Thank goodness, the sun’s too small for this scenario to ever happen, so you can safely go back to taking a nap in that chair. But in 2015, the All Sky Automated Survey for SuperNovae (ASAS-SN) discovered what was thought at the time to be the brightest supernova ever. The object, named ASASSN-15lh was so over the top, it was dubbed a superluminous supernova, the explosion of an extremely massive star at the end of its life. At peak brightness, the object was 20 times brighter than the total light output of the entire Milky Way!
But new observations from several observatories, including the Hubble Space Telescope, have now cast doubt on this classification. Instead, some astronomers propose that something much more exotic occurred — a rapidly spinning black hole ripping apart a passing star that came too close.
An international team, led by Giorgos Leloudas at the Weizmann Institute of Science, Israel, and the Dark Cosmology Center, Denmark, has now made additional observations of the distant galaxy, about 4 billion light-years from Earth, where the explosion took place and they propose an entirely different take:

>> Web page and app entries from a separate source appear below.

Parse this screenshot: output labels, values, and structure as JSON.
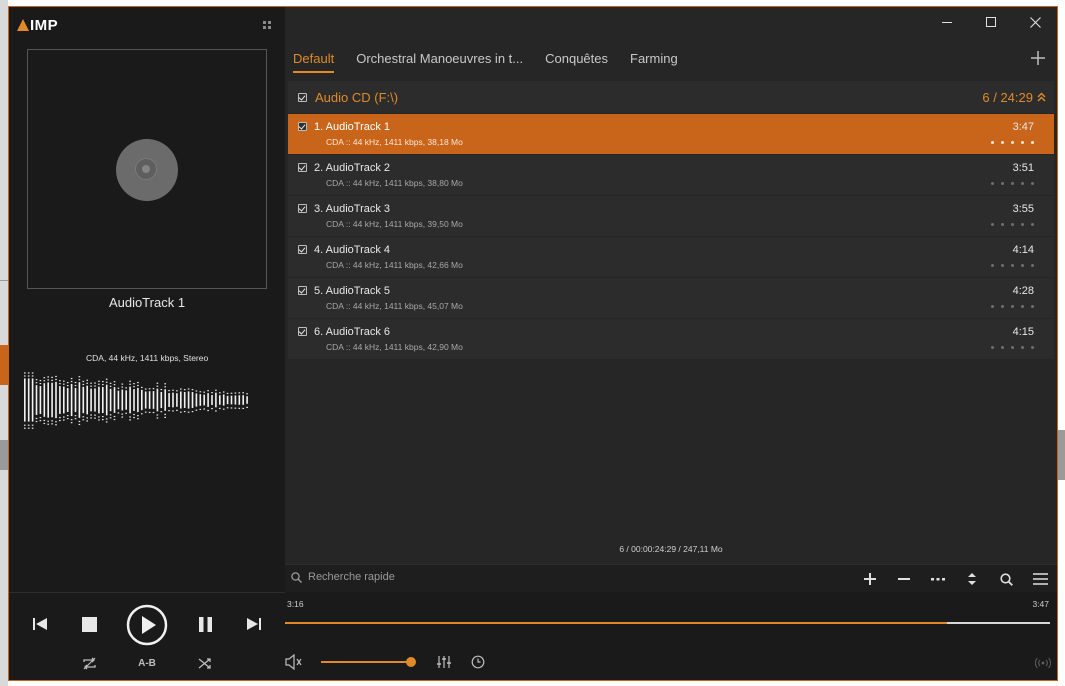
{
  "app": {
    "logo_text": "IMP"
  },
  "now_playing": {
    "title": "AudioTrack 1",
    "format_info": "CDA, 44 kHz, 1411 kbps, Stereo"
  },
  "tabs": [
    {
      "label": "Default",
      "active": true
    },
    {
      "label": "Orchestral Manoeuvres in t..."
    },
    {
      "label": "Conquêtes"
    },
    {
      "label": "Farming"
    }
  ],
  "group": {
    "title": "Audio CD (F:\\)",
    "count": "6 / 24:29"
  },
  "tracks": [
    {
      "name": "1. AudioTrack 1",
      "meta": "CDA :: 44 kHz, 1411 kbps, 38,18 Mo",
      "duration": "3:47",
      "active": true
    },
    {
      "name": "2. AudioTrack 2",
      "meta": "CDA :: 44 kHz, 1411 kbps, 38,80 Mo",
      "duration": "3:51"
    },
    {
      "name": "3. AudioTrack 3",
      "meta": "CDA :: 44 kHz, 1411 kbps, 39,50 Mo",
      "duration": "3:55"
    },
    {
      "name": "4. AudioTrack 4",
      "meta": "CDA :: 44 kHz, 1411 kbps, 42,66 Mo",
      "duration": "4:14"
    },
    {
      "name": "5. AudioTrack 5",
      "meta": "CDA :: 44 kHz, 1411 kbps, 45,07 Mo",
      "duration": "4:28"
    },
    {
      "name": "6. AudioTrack 6",
      "meta": "CDA :: 44 kHz, 1411 kbps, 42,90 Mo",
      "duration": "4:15"
    }
  ],
  "playlist_summary": "6 / 00:00:24:29 / 247,11 Mo",
  "search": {
    "placeholder": "Recherche rapide"
  },
  "playback": {
    "current_time": "3:16",
    "total_time": "3:47",
    "progress_fraction": 0.865,
    "volume_fraction": 1.0,
    "ab_label": "A-B"
  },
  "colors": {
    "accent": "#e08a2a",
    "active_row": "#c8651a",
    "background": "#1e1e1e"
  },
  "icons": [
    "aimp-logo-icon",
    "grip-icon",
    "cd-disc-icon",
    "minimize-icon",
    "maximize-icon",
    "close-icon",
    "add-tab-icon",
    "collapse-icon",
    "search-icon",
    "add-icon",
    "remove-icon",
    "more-icon",
    "sort-icon",
    "find-icon",
    "menu-icon",
    "previous-icon",
    "stop-icon",
    "play-icon",
    "pause-icon",
    "next-icon",
    "repeat-icon",
    "shuffle-icon",
    "volume-icon",
    "equalizer-icon",
    "clock-icon",
    "broadcast-icon"
  ]
}
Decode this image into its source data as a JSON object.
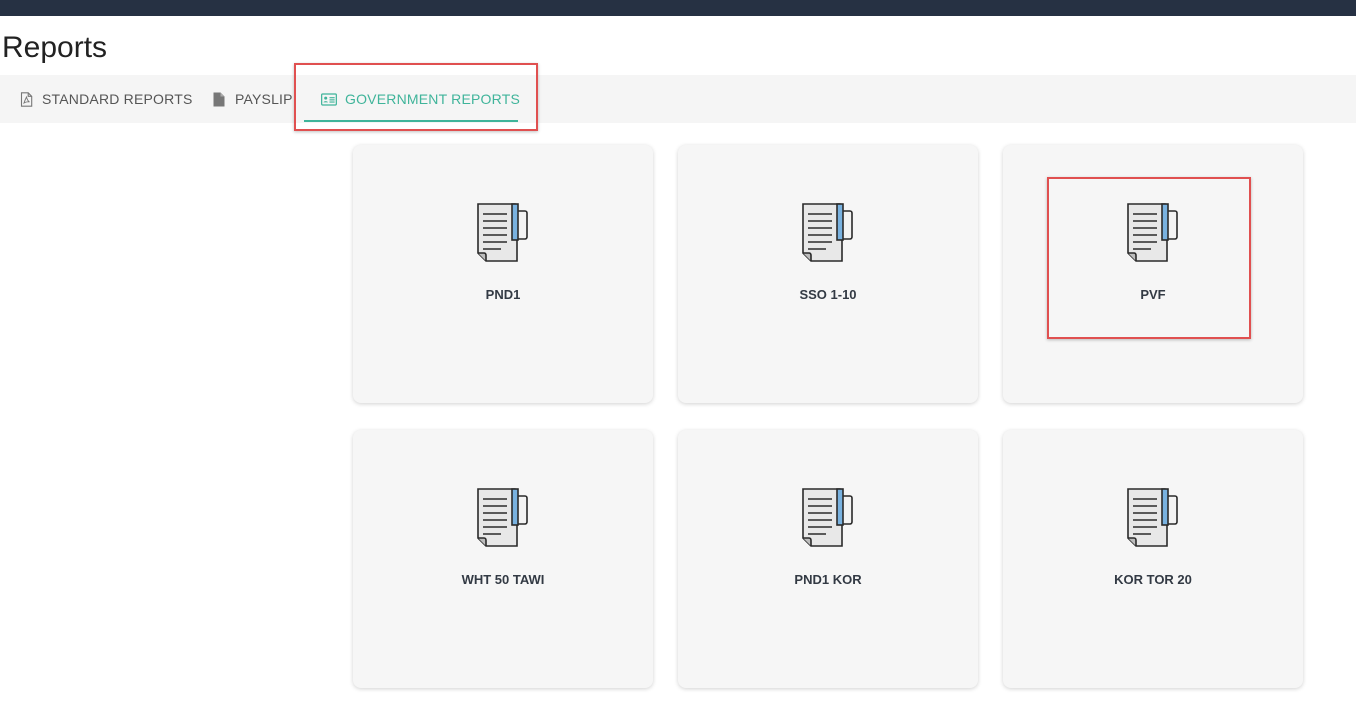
{
  "page": {
    "title": "Reports"
  },
  "tabs": [
    {
      "label": "STANDARD REPORTS",
      "icon": "pdf-file-icon",
      "active": false
    },
    {
      "label": "PAYSLIP",
      "icon": "file-icon",
      "active": false
    },
    {
      "label": "GOVERNMENT REPORTS",
      "icon": "id-card-icon",
      "active": true
    }
  ],
  "cards": [
    {
      "label": "PND1",
      "icon": "document-icon"
    },
    {
      "label": "SSO 1-10",
      "icon": "document-icon"
    },
    {
      "label": "PVF",
      "icon": "document-icon"
    },
    {
      "label": "WHT 50 TAWI",
      "icon": "document-icon"
    },
    {
      "label": "PND1 KOR",
      "icon": "document-icon"
    },
    {
      "label": "KOR TOR 20",
      "icon": "document-icon"
    }
  ],
  "colors": {
    "topbar": "#263143",
    "accent": "#3fb49a",
    "highlight": "#e05050",
    "card_bg": "#f6f6f6"
  }
}
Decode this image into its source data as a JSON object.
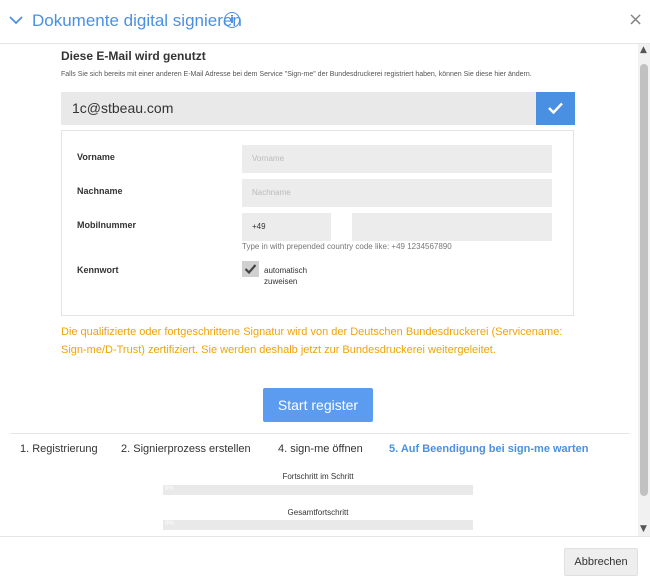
{
  "header": {
    "title": "Dokumente digital signieren",
    "info_glyph": "i",
    "close_glyph": "×"
  },
  "email": {
    "heading": "Diese E-Mail wird genutzt",
    "description": "Falls Sie sich bereits mit einer anderen E-Mail Adresse bei dem Service \"Sign-me\" der Bundesdruckerei registriert haben, können Sie diese hier ändern.",
    "value": "1c@stbeau.com"
  },
  "form": {
    "first_name": {
      "label": "Vorname",
      "placeholder": "Vorname"
    },
    "last_name": {
      "label": "Nachname",
      "placeholder": "Nachname"
    },
    "mobile": {
      "label": "Mobilnummer",
      "prefix": "+49",
      "hint": "Type in with prepended country code like: +49 1234567890"
    },
    "password": {
      "label": "Kennwort",
      "checkbox_label": "automatisch zuweisen"
    }
  },
  "notice": "Die qualifizierte oder fortgeschrittene Signatur wird von der Deutschen Bundesdruckerei (Servicename: Sign-me/D-Trust) zertifiziert. Sie werden deshalb jetzt zur Bundesdruckerei weitergeleitet.",
  "start_button": "Start register",
  "steps": [
    "1. Registrierung",
    "2. Signierprozess erstellen",
    "4. sign-me öffnen",
    "5. Auf Beendigung bei sign-me warten"
  ],
  "progress": {
    "step_label": "Fortschritt im Schritt",
    "step_value": "0%",
    "step_fraction": 0,
    "total_label": "Gesamtfortschritt",
    "total_value": "0%",
    "total_fraction": 0
  },
  "footer": {
    "cancel": "Abbrechen"
  },
  "colors": {
    "accent": "#4a90e2",
    "notice": "#f0a30a",
    "button": "#5b9cf0"
  }
}
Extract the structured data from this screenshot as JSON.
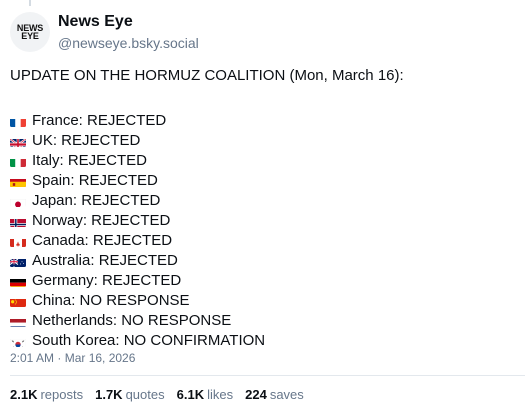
{
  "author": {
    "name": "News Eye",
    "handle": "@newseye.bsky.social",
    "avatar_lines": [
      "NEWS",
      "EYE"
    ]
  },
  "post": {
    "intro": "UPDATE ON THE HORMUZ COALITION (Mon, March 16):",
    "items": [
      {
        "flag": "fr",
        "text": "France: REJECTED"
      },
      {
        "flag": "gb",
        "text": "UK: REJECTED"
      },
      {
        "flag": "it",
        "text": "Italy: REJECTED"
      },
      {
        "flag": "es",
        "text": "Spain: REJECTED"
      },
      {
        "flag": "jp",
        "text": "Japan: REJECTED"
      },
      {
        "flag": "no",
        "text": "Norway: REJECTED"
      },
      {
        "flag": "ca",
        "text": "Canada: REJECTED"
      },
      {
        "flag": "au",
        "text": "Australia: REJECTED"
      },
      {
        "flag": "de",
        "text": "Germany: REJECTED"
      },
      {
        "flag": "cn",
        "text": "China: NO RESPONSE"
      },
      {
        "flag": "nl",
        "text": "Netherlands: NO RESPONSE"
      },
      {
        "flag": "kr",
        "text": "South Korea: NO CONFIRMATION"
      }
    ],
    "timestamp": "2:01 AM · Mar 16, 2026"
  },
  "stats": {
    "reposts_count": "2.1K",
    "reposts_label": "reposts",
    "quotes_count": "1.7K",
    "quotes_label": "quotes",
    "likes_count": "6.1K",
    "likes_label": "likes",
    "saves_count": "224",
    "saves_label": "saves"
  }
}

This animation shows how the ASASSN-15lh event most likely happened. A sun-like star strayed too close to a rapidly spinning supermassive black hole As it grew closer, it was stretched and torn – spaghettified – by the hole’s powerful gravity. When it finally gets ripped apart close to the event horizon, the “edge” of the black hole, it created a bright flash, that could resemble a brilliant supernova.
“We observed the source for 10 months following the event and have concluded that the explanation is unlikely to lie with an extraordinary bright supernova. Our results indicate that the event was probably caused by a rapidly spinning supermassive black hole as it destroyed a low-mass star,” explains Leloudas.
Once the star strayed into the “area of influence” of the object, the hole’s extreme gravitational force ripped it apart. In the process, the star was “spaghettified”, that is, it was stretched so thin and compressed so strongly that it resembled a strand of spaghetti. For instance, if you crossed the event horizon and fell into a black hole, the gravity you’d feel at your feet would be much stronger than that at your head with the result that your body would be stretched. Soon enough, you’d snap!
Shocks in the colliding debris and other factors led to a burst of light and gave the event the appearance of a very bright supernova explosion, even though the star would not have become a supernova on its own, since like the sun, it didn’t have enough mass.
The mass of the host galaxy implies that the supermassive black hole at its center has a mass of at least 100 million times that of the Sun. A black hole of this mass would normally be unable to disrupt stars outside of its event horizon — the boundary within which nothing is able to escape its gravitational pull. However, if the black hole happens to be rapidly spinning — a so-called Kerr black hole — the situation changes and this limit no longer applies.
Astronomers may never know for sure if spinning black hole was the culprit in this mighty blast, but it’s the best explanation to fit the observations.